Records for the task below:
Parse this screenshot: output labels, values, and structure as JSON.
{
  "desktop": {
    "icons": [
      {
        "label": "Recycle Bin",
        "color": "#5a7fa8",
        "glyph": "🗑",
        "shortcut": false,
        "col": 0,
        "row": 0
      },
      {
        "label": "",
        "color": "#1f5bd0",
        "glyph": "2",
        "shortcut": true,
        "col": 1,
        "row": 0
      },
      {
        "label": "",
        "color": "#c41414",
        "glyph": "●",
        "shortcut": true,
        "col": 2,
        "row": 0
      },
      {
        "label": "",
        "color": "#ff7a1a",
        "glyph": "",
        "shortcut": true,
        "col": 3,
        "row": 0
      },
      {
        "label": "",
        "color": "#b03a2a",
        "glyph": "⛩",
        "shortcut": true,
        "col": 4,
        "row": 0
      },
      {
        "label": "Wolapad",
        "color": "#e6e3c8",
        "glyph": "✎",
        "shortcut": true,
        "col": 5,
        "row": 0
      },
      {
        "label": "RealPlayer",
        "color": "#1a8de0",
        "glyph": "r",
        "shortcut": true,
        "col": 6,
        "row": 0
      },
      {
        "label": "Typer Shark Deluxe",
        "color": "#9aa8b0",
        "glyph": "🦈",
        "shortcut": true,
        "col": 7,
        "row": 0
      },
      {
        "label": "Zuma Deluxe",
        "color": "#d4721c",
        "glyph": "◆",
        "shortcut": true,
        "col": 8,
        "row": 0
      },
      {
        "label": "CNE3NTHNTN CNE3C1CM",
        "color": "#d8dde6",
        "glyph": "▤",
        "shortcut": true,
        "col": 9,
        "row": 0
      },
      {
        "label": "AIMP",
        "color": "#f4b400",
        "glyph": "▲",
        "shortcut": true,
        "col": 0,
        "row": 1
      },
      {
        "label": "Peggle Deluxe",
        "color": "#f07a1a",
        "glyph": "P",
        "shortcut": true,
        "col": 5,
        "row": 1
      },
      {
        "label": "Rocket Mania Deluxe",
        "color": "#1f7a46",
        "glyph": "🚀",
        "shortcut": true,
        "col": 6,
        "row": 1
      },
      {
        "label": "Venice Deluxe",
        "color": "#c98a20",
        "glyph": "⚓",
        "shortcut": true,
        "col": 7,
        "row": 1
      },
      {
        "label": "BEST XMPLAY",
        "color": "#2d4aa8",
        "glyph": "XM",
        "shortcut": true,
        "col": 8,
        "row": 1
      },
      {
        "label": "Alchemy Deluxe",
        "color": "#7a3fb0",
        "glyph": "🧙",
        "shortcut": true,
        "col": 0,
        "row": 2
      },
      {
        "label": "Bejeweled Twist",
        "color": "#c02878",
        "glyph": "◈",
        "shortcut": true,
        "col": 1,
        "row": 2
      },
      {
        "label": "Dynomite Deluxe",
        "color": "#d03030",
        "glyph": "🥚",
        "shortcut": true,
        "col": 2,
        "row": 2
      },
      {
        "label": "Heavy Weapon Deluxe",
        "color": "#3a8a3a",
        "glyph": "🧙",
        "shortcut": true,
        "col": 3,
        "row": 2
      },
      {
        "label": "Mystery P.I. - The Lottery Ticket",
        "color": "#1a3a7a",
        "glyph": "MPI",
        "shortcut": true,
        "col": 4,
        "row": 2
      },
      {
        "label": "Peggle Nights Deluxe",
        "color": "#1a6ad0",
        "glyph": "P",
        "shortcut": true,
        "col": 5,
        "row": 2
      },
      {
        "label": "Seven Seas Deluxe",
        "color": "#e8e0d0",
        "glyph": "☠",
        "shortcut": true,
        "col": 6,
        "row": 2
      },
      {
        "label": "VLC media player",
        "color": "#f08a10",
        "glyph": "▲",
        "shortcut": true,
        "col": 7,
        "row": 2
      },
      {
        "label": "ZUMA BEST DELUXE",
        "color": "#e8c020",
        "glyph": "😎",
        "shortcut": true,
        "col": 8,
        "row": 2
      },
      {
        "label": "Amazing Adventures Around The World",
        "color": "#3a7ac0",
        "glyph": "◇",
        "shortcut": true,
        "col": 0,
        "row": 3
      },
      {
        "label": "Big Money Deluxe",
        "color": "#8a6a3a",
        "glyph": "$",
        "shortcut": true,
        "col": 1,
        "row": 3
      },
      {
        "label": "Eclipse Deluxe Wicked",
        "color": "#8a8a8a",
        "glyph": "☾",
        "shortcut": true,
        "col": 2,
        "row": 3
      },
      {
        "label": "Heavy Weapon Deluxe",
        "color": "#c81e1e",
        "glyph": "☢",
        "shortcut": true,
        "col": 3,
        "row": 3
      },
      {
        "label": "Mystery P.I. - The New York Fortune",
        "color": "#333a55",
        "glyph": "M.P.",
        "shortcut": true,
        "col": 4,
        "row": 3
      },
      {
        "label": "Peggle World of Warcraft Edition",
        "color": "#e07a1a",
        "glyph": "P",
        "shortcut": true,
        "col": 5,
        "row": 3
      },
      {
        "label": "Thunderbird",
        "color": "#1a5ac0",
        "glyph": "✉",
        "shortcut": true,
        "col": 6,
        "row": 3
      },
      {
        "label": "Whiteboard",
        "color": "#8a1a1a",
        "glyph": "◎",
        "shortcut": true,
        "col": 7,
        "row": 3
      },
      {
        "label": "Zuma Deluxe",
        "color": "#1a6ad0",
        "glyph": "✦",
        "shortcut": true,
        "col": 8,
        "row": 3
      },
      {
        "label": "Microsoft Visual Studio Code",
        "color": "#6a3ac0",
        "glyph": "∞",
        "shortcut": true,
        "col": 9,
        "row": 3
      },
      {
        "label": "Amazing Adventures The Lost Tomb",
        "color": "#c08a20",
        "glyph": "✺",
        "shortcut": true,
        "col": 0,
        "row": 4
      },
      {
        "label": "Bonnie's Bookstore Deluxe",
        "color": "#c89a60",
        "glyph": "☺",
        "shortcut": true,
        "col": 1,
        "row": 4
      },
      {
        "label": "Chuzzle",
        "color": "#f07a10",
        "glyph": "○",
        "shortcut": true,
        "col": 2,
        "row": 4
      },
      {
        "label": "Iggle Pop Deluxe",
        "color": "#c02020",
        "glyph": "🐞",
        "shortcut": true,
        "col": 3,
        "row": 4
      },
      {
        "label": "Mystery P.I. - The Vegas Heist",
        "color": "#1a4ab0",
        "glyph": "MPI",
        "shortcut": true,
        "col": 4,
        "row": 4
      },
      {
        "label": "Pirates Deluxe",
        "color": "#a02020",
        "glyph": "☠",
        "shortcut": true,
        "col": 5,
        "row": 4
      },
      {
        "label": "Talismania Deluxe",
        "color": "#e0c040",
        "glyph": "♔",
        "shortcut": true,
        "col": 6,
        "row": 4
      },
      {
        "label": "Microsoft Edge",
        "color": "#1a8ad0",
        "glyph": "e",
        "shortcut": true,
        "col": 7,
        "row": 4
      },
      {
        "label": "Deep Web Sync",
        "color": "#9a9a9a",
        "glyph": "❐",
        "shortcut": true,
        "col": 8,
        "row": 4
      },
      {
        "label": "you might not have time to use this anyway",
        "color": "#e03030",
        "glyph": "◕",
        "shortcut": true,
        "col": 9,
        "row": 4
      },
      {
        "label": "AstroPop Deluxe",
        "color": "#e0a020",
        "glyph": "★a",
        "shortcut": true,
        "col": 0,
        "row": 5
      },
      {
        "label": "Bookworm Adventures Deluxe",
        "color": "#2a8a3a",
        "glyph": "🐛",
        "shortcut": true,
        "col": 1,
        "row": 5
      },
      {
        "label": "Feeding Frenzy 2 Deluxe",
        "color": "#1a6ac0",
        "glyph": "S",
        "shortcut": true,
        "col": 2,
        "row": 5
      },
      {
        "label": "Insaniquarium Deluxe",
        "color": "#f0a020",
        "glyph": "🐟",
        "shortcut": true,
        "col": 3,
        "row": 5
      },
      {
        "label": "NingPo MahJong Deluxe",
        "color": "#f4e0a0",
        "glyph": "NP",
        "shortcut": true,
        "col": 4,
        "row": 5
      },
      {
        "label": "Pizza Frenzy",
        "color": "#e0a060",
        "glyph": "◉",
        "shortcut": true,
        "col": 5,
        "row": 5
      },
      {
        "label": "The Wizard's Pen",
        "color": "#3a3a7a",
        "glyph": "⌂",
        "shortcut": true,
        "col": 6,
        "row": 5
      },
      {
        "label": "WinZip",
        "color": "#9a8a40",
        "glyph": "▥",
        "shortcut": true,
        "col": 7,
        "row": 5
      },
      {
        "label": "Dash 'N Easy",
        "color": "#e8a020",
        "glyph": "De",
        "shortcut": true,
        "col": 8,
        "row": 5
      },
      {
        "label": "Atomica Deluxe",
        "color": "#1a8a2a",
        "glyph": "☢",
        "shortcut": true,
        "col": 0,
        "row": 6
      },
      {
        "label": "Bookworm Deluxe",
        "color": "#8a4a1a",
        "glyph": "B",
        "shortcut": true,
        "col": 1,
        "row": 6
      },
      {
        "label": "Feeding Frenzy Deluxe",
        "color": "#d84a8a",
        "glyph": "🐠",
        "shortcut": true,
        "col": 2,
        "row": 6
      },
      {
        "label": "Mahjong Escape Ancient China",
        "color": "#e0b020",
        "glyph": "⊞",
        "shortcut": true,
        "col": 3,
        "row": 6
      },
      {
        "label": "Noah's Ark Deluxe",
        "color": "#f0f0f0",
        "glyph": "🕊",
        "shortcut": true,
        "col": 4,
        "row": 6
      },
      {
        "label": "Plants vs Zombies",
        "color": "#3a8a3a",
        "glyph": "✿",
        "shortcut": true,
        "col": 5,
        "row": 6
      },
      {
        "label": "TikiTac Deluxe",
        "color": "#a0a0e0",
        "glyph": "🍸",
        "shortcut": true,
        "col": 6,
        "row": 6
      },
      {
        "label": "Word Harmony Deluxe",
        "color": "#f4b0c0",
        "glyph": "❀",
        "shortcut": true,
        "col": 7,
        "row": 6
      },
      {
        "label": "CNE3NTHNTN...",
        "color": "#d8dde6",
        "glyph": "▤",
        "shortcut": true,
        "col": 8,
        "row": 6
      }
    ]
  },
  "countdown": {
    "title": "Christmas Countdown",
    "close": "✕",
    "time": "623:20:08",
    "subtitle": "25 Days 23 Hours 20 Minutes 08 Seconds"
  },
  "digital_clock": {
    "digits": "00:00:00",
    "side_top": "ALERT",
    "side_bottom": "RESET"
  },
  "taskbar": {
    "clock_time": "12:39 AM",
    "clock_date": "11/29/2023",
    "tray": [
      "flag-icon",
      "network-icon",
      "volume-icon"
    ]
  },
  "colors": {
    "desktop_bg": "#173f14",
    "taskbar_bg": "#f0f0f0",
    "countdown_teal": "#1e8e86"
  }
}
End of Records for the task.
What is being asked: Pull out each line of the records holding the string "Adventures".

Output:
        "label": "Amazing Adventures Around The World",
        "label": "Amazing Adventures The Lost Tomb",
        "label": "Bookworm Adventures Deluxe",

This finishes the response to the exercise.